Each pitcher of a pitcher plant is a modified leaf able to trap terrestrial insects and other organisms and produce enzymes which digest the trapped organisms. Well, maybe, because the enzymes have not yet been detected in Darlingtonia and Heliamphora, nor in all Sarracenia. They have four aspects of entomological interest. First, some moth larvae eat them; second a long list of organisms has been found to be trapped in them; third, they are pollinated by insects; and fourth, some insect larvae and other organisms manage to live in the digestive fluid in the pitchers of a few of them, especially Sarracenia purpurea L. in North America. These entomological aspects receive only passing mention in this book. The entomological literature on Sarracenia pitcher plants is quite extensive--perhaps one day someone with a deep enough understanding will write a through review. After that, perhaps the same person or another will write a non-technical review of the quality achieved in this book for the plants. Illustrating such a review to reveal the secret lives of midges and mosquitoes and aquatic mites will take exceptional photography.

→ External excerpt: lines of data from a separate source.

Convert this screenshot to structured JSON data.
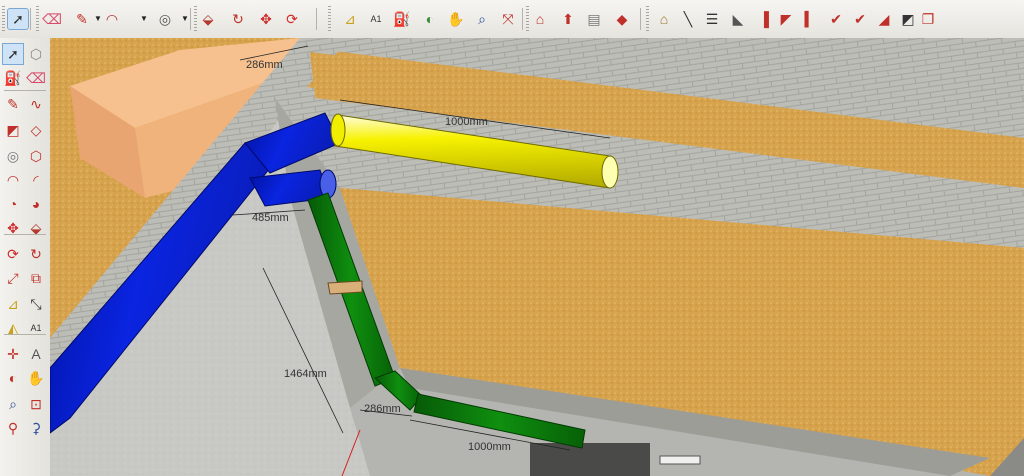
{
  "toolbar_top": {
    "items": [
      {
        "name": "select-tool",
        "icon": "arrow-cursor-icon",
        "glyph": "➚",
        "active": true
      },
      {
        "name": "eraser-tool",
        "icon": "eraser-icon",
        "glyph": "⌫",
        "color": "#d84a6a"
      },
      {
        "name": "line-tool",
        "icon": "pencil-icon",
        "glyph": "✎",
        "color": "#c0302a"
      },
      {
        "name": "arc-tool",
        "icon": "arc-icon",
        "glyph": "◠",
        "color": "#b03030"
      },
      {
        "name": "circle-tool",
        "icon": "circle-icon",
        "glyph": "◎",
        "color": "#555555"
      },
      {
        "name": "push-pull-tool",
        "icon": "push-pull-icon",
        "glyph": "⬙",
        "color": "#b33b2e"
      },
      {
        "name": "follow-me-tool",
        "icon": "follow-me-icon",
        "glyph": "↻",
        "color": "#c0302a"
      },
      {
        "name": "move-tool",
        "icon": "move-icon",
        "glyph": "✥",
        "color": "#d02a2a"
      },
      {
        "name": "rotate-tool",
        "icon": "rotate-icon",
        "glyph": "⟳",
        "color": "#d02a2a"
      },
      {
        "name": "tape-measure-tool",
        "icon": "tape-measure-icon",
        "glyph": "⊿",
        "color": "#c9a21b"
      },
      {
        "name": "text-tool",
        "icon": "text-icon",
        "glyph": "A1"
      },
      {
        "name": "paint-bucket-tool",
        "icon": "paint-bucket-icon",
        "glyph": "⛽",
        "color": "#6b5a2a"
      },
      {
        "name": "orbit-tool",
        "icon": "orbit-icon",
        "glyph": "◐",
        "color": "#3a8a3a"
      },
      {
        "name": "pan-tool",
        "icon": "hand-icon",
        "glyph": "✋",
        "color": "#d8b07a"
      },
      {
        "name": "zoom-tool",
        "icon": "magnifier-icon",
        "glyph": "⌕",
        "color": "#2a4f9a"
      },
      {
        "name": "zoom-extents-tool",
        "icon": "zoom-extents-icon",
        "glyph": "⤧",
        "color": "#c0302a"
      },
      {
        "name": "warehouse-button",
        "icon": "warehouse-icon",
        "glyph": "⌂",
        "color": "#c0302a"
      },
      {
        "name": "share-model-button",
        "icon": "share-model-icon",
        "glyph": "⬆",
        "color": "#c0302a"
      },
      {
        "name": "components-button",
        "icon": "components-icon",
        "glyph": "▤",
        "color": "#777777"
      },
      {
        "name": "extension-warehouse-button",
        "icon": "extension-icon",
        "glyph": "◆",
        "color": "#c0302a"
      },
      {
        "name": "iso-view-button",
        "icon": "iso-view-icon",
        "glyph": "⌂",
        "color": "#9a7a30"
      },
      {
        "name": "line-style-button",
        "icon": "diagonal-line-icon",
        "glyph": "╲"
      },
      {
        "name": "list-button",
        "icon": "list-icon",
        "glyph": "☰"
      },
      {
        "name": "fold-button",
        "icon": "fold-icon",
        "glyph": "◣",
        "color": "#555555"
      },
      {
        "name": "red-wall-button",
        "icon": "wall-icon",
        "glyph": "▐",
        "color": "#c0302a"
      },
      {
        "name": "angled-wall-button",
        "icon": "angled-wall-icon",
        "glyph": "◤",
        "color": "#c0302a"
      },
      {
        "name": "double-wall-button",
        "icon": "double-wall-icon",
        "glyph": "▍",
        "color": "#c0302a"
      },
      {
        "name": "check-button",
        "icon": "checkmark-icon",
        "glyph": "✔",
        "color": "#c0302a"
      },
      {
        "name": "check-alt-button",
        "icon": "checkmark-alt-icon",
        "glyph": "✔",
        "color": "#c0302a"
      },
      {
        "name": "slope-button",
        "icon": "slope-icon",
        "glyph": "◢",
        "color": "#c0302a"
      },
      {
        "name": "dark-wall-button",
        "icon": "dark-wall-icon",
        "glyph": "◩",
        "color": "#333333"
      },
      {
        "name": "window-button",
        "icon": "window-icon",
        "glyph": "❐",
        "color": "#c0302a"
      }
    ]
  },
  "toolbar_left": {
    "items": [
      {
        "name": "select-tool",
        "icon": "arrow-cursor-icon",
        "glyph": "➚",
        "active": true
      },
      {
        "name": "component-tool",
        "icon": "component-icon",
        "glyph": "⬡",
        "color": "#888888"
      },
      {
        "name": "paint-bucket-tool",
        "icon": "paint-bucket-icon",
        "glyph": "⛽",
        "color": "#7a5a22"
      },
      {
        "name": "eraser-tool",
        "icon": "eraser-icon",
        "glyph": "⌫",
        "color": "#d84a6a"
      },
      {
        "name": "line-tool",
        "icon": "pencil-icon",
        "glyph": "✎",
        "color": "#c0302a"
      },
      {
        "name": "freehand-tool",
        "icon": "freehand-icon",
        "glyph": "∿",
        "color": "#c0302a"
      },
      {
        "name": "rectangle-tool",
        "icon": "rectangle-icon",
        "glyph": "◩",
        "color": "#c0302a"
      },
      {
        "name": "rotated-rect-tool",
        "icon": "rotated-rectangle-icon",
        "glyph": "◇",
        "color": "#c0302a"
      },
      {
        "name": "circle-tool",
        "icon": "circle-icon",
        "glyph": "◎",
        "color": "#777777"
      },
      {
        "name": "polygon-tool",
        "icon": "polygon-icon",
        "glyph": "⬡",
        "color": "#c0302a"
      },
      {
        "name": "arc-tool",
        "icon": "arc-icon",
        "glyph": "◠",
        "color": "#c0302a"
      },
      {
        "name": "two-point-arc-tool",
        "icon": "two-point-arc-icon",
        "glyph": "◜",
        "color": "#c0302a"
      },
      {
        "name": "three-point-arc-tool",
        "icon": "three-point-arc-icon",
        "glyph": "◔",
        "color": "#c0302a"
      },
      {
        "name": "pie-tool",
        "icon": "pie-icon",
        "glyph": "◕",
        "color": "#c0302a"
      },
      {
        "name": "move-tool",
        "icon": "move-icon",
        "glyph": "✥",
        "color": "#d02a2a"
      },
      {
        "name": "push-pull-tool",
        "icon": "push-pull-icon",
        "glyph": "⬙",
        "color": "#b33b2e"
      },
      {
        "name": "rotate-tool",
        "icon": "rotate-icon",
        "glyph": "⟳",
        "color": "#d02a2a"
      },
      {
        "name": "follow-me-tool",
        "icon": "follow-me-icon",
        "glyph": "↻",
        "color": "#c0302a"
      },
      {
        "name": "scale-tool",
        "icon": "scale-icon",
        "glyph": "⤢",
        "color": "#c0302a"
      },
      {
        "name": "offset-tool",
        "icon": "offset-icon",
        "glyph": "⧉",
        "color": "#c0302a"
      },
      {
        "name": "tape-measure-tool",
        "icon": "tape-measure-icon",
        "glyph": "⊿",
        "color": "#c9a21b"
      },
      {
        "name": "dimension-tool",
        "icon": "dimension-icon",
        "glyph": "⤡"
      },
      {
        "name": "protractor-tool",
        "icon": "protractor-icon",
        "glyph": "◭",
        "color": "#c9a21b"
      },
      {
        "name": "text-tool",
        "icon": "text-icon",
        "glyph": "A1"
      },
      {
        "name": "axes-tool",
        "icon": "axes-icon",
        "glyph": "✛",
        "color": "#c0302a"
      },
      {
        "name": "3d-text-tool",
        "icon": "3d-text-icon",
        "glyph": "A",
        "color": "#555555"
      },
      {
        "name": "orbit-tool",
        "icon": "orbit-icon",
        "glyph": "◐",
        "color": "#c0302a"
      },
      {
        "name": "pan-tool",
        "icon": "hand-icon",
        "glyph": "✋",
        "color": "#d8b07a"
      },
      {
        "name": "zoom-tool",
        "icon": "magnifier-icon",
        "glyph": "⌕",
        "color": "#2a4f9a"
      },
      {
        "name": "zoom-window-tool",
        "icon": "zoom-window-icon",
        "glyph": "⊡",
        "color": "#c0302a"
      },
      {
        "name": "position-camera-tool",
        "icon": "camera-icon",
        "glyph": "⚲",
        "color": "#c0302a"
      },
      {
        "name": "walk-tool",
        "icon": "footprints-icon",
        "glyph": "⚳",
        "color": "#2a4f9a"
      }
    ]
  },
  "viewport": {
    "dimensions": {
      "top_width": "286mm",
      "yellow_length": "1000mm",
      "left_offset": "485mm",
      "vertical_length": "1464mm",
      "bottom_width": "286mm",
      "green_length": "1000mm"
    },
    "colors": {
      "blue_pipe": "#0a1fd4",
      "yellow_pipe": "#f7f200",
      "green_pipe": "#0b7a0b",
      "floor": "#d7a64f",
      "wall": "#a8a8a3",
      "ground": "#c9c9c6"
    }
  }
}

Catopsis berteroniana (Schultes and Schultes) Mez, Brocchinia hechtioides Mez, and B. reducta Baker are bromeliads, and they impound water in a central cup formed by a rosette of leaves. They, too, trap terrestrial insects and harbor aquatic insects. But none of them has been shown to produce digestive enzymes (despite equivocation in this book); instead the insects drown, are decomposed by bacteria, and the nutrients they contain are absorbed by the plants. A website ( has a partial account of their entomological aspects. The same website explains the mechanism initially suggested for trapping insects (differing from the explanation in this book), involving an ultraviolet-reflecting white powder produced by C. berteroniana leaves. Another part of that website ( explains the history of the Mexican bromeliad weevil Metamasius callizona (Chevrolat) in Florida, and how it has ravaged populations of native bromeliads. The weevil has not yet been seen to attack C. berteroniana in nature probably only because the weevil has not yet encountered the restricted populations of the plant.

The book is a bargain for its illustrations and the wealth of information it contains, a 'must have' for any entomologist who needs to identify them or work with the insects associated with them.

J. H. Frank

Entomology & Nematology Dept.

University of Florida

Gainesville, FL 32611-0630
COPYRIGHT 2007 Florida Entomological Society
No portion of this article can be reproduced without the express written permission from the copyright holder.
Copyright 2007 Gale, Cengage Learning. All rights reserved.

Article Details
Printer friendly Cite/link Email Feedback
Author:Frank, J.H.
Publication:Florida Entomologist
Article Type:Book review
Date:Jun 1, 2007
Previous Article:Cano, E.B. (ed.). 2006. Biodiversidad de Guatemala.
Next Article:Red imported fire ants (Hymenoptera: Formicidae) increase the abundance of aphids in tomato.

Related Articles
A Navajo legacy; the life and teachings of John Holiday.
Intimate Ties, Bitter Struggles: The United States and Latin American Sicne 1945.
Pitcher Plants of the Americas.
A guide to plants of Yellowstone and Grand Teton national parks.
This Mighty Scourge: Perspectives on the Civil War.
Charles Clarke and Ch'ien Lee, 2004, Pitcher Plants of Sarawak.
Comb Ridge and its people; the ethnohistory of a rock.

Terms of use | Privacy policy | Copyright © 2021 Farlex, Inc. | Feedback | For webmasters |